> [Aim of the exercise]
An exact, complete copy of the data that follows is needed.

Collection entries:
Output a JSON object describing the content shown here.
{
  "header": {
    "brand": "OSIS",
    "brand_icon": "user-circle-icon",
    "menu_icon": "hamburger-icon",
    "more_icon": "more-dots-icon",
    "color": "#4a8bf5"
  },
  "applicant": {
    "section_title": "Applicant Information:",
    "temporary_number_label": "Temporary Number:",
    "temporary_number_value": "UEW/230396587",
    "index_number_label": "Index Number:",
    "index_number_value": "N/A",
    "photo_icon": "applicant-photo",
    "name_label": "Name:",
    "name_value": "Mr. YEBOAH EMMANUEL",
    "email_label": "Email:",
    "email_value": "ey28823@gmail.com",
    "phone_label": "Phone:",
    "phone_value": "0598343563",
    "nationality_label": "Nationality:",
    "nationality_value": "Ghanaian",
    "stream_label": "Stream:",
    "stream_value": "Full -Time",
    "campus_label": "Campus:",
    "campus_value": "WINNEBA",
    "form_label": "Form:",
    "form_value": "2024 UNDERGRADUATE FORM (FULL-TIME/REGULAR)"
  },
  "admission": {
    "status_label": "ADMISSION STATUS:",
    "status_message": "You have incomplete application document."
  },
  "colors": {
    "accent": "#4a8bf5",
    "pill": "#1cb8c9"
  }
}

> [Answer space]
Output a JSON object describing the content shown here.
{
  "header": {
    "brand": "OSIS",
    "brand_icon": "user-circle-icon",
    "menu_icon": "hamburger-icon",
    "more_icon": "more-dots-icon",
    "color": "#4a8bf5"
  },
  "applicant": {
    "section_title": "Applicant Information:",
    "temporary_number_label": "Temporary Number:",
    "temporary_number_value": "UEW/230396587",
    "index_number_label": "Index Number:",
    "index_number_value": "N/A",
    "photo_icon": "applicant-photo",
    "name_label": "Name:",
    "name_value": "Mr. YEBOAH EMMANUEL",
    "email_label": "Email:",
    "email_value": "ey28823@gmail.com",
    "phone_label": "Phone:",
    "phone_value": "0598343563",
    "nationality_label": "Nationality:",
    "nationality_value": "Ghanaian",
    "stream_label": "Stream:",
    "stream_value": "Full -Time",
    "campus_label": "Campus:",
    "campus_value": "WINNEBA",
    "form_label": "Form:",
    "form_value": "2024 UNDERGRADUATE FORM (FULL-TIME/REGULAR)"
  },
  "admission": {
    "status_label": "ADMISSION STATUS:",
    "status_message": "You have incomplete application document."
  },
  "colors": {
    "accent": "#4a8bf5",
    "pill": "#1cb8c9"
  }
}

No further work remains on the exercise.